--- Prompt ---
The expected answer is every line of the material that contains the word "equipment".
======== Data shown
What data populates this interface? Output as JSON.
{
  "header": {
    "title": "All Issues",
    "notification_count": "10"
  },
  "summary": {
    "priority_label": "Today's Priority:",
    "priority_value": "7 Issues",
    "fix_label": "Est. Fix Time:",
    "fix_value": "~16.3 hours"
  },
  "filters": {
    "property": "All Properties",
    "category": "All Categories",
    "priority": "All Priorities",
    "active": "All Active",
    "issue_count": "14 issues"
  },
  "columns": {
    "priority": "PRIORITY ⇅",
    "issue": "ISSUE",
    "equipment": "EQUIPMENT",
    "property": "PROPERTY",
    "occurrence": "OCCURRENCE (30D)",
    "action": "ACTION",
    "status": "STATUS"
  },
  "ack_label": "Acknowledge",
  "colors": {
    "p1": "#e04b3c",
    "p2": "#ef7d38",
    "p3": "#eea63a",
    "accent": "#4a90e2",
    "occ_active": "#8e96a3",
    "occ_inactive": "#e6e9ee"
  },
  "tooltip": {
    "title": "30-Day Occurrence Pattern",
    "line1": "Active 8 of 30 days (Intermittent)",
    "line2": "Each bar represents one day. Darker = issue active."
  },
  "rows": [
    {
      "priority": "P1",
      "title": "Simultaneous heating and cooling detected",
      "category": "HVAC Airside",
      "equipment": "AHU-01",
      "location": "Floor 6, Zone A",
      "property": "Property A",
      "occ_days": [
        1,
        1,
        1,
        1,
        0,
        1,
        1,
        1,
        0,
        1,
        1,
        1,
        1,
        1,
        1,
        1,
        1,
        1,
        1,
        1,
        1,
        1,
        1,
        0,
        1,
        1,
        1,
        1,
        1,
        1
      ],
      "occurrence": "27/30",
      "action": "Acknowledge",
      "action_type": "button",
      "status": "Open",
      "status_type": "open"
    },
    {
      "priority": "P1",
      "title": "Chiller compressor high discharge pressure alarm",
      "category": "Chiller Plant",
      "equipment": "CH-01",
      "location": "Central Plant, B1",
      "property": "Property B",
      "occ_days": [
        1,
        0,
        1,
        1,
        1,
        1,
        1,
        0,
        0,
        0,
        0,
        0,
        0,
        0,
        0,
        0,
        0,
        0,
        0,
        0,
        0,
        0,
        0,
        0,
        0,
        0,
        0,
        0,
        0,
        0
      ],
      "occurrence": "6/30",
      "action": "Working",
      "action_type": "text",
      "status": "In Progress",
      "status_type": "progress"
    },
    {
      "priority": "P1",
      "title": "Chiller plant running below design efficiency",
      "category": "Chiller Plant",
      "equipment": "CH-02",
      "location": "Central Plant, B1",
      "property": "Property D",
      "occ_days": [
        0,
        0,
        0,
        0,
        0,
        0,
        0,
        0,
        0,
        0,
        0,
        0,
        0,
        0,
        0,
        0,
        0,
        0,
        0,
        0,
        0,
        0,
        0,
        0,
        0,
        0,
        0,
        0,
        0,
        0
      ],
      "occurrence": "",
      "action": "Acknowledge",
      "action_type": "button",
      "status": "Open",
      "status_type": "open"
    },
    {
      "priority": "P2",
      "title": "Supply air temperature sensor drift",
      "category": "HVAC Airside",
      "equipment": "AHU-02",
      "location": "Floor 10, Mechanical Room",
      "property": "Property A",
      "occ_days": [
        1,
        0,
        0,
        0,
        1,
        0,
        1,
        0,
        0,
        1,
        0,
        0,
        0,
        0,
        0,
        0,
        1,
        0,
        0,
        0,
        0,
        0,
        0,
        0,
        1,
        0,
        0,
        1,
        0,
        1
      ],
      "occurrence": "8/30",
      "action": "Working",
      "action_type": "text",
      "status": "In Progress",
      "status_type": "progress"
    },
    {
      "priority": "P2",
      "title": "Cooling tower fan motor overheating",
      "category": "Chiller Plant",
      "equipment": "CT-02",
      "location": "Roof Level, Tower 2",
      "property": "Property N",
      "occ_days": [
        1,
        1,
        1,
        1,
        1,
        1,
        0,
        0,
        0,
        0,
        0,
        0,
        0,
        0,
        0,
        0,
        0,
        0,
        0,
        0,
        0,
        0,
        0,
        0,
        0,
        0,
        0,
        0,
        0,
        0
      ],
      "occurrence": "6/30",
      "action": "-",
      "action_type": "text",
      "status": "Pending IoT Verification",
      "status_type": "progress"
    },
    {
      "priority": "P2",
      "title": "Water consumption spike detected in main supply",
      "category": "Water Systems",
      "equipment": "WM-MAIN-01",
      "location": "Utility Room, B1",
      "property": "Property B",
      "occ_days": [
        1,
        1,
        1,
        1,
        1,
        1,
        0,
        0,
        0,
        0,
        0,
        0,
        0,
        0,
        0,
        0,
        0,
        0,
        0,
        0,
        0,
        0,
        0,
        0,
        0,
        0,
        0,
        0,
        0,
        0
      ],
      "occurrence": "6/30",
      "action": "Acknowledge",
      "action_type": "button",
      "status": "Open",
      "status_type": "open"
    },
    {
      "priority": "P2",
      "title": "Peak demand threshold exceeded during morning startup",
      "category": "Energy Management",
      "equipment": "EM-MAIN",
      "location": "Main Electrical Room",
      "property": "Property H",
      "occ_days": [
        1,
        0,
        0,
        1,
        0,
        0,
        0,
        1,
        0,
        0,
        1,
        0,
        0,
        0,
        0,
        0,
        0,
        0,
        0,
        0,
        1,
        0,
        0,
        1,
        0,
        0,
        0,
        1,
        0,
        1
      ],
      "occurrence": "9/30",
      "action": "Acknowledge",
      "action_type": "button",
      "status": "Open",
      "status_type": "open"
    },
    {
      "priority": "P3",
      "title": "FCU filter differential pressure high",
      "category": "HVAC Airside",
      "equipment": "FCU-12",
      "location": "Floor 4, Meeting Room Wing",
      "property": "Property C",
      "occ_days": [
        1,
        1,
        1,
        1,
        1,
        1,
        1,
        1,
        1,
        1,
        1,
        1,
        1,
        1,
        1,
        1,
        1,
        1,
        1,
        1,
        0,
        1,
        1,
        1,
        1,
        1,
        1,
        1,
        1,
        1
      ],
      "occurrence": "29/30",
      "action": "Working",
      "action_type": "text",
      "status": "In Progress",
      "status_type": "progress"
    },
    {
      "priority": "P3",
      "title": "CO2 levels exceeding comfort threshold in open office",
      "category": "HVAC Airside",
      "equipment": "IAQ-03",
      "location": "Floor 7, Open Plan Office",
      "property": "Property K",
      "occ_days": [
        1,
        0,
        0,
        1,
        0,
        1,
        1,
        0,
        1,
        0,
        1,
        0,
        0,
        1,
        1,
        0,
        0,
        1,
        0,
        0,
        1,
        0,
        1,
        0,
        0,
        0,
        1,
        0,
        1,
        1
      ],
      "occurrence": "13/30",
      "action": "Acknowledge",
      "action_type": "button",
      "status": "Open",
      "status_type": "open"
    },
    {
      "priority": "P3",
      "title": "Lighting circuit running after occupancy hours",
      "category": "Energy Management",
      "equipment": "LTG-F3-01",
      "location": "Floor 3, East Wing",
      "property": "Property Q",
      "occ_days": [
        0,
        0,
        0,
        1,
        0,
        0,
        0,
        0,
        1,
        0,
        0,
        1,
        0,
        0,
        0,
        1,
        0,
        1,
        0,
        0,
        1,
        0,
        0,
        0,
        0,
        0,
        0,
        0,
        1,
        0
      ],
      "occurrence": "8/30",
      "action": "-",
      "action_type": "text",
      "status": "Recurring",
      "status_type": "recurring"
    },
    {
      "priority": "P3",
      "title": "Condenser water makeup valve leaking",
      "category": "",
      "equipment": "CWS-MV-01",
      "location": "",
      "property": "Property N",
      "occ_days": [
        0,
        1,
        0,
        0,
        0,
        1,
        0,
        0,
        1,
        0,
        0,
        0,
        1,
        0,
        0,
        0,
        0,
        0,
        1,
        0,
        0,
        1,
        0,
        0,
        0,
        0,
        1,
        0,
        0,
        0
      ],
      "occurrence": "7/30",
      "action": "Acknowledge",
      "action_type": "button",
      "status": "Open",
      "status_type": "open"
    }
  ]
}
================
--- Answer to this problem ---
    "equipment": "EQUIPMENT",
      "equipment": "AHU-01",
      "equipment": "CH-01",
      "equipment": "CH-02",
      "equipment": "AHU-02",
      "equipment": "CT-02",
      "equipment": "WM-MAIN-01",
      "equipment": "EM-MAIN",
      "equipment": "FCU-12",
      "equipment": "IAQ-03",
      "equipment": "LTG-F3-01",
      "equipment": "CWS-MV-01",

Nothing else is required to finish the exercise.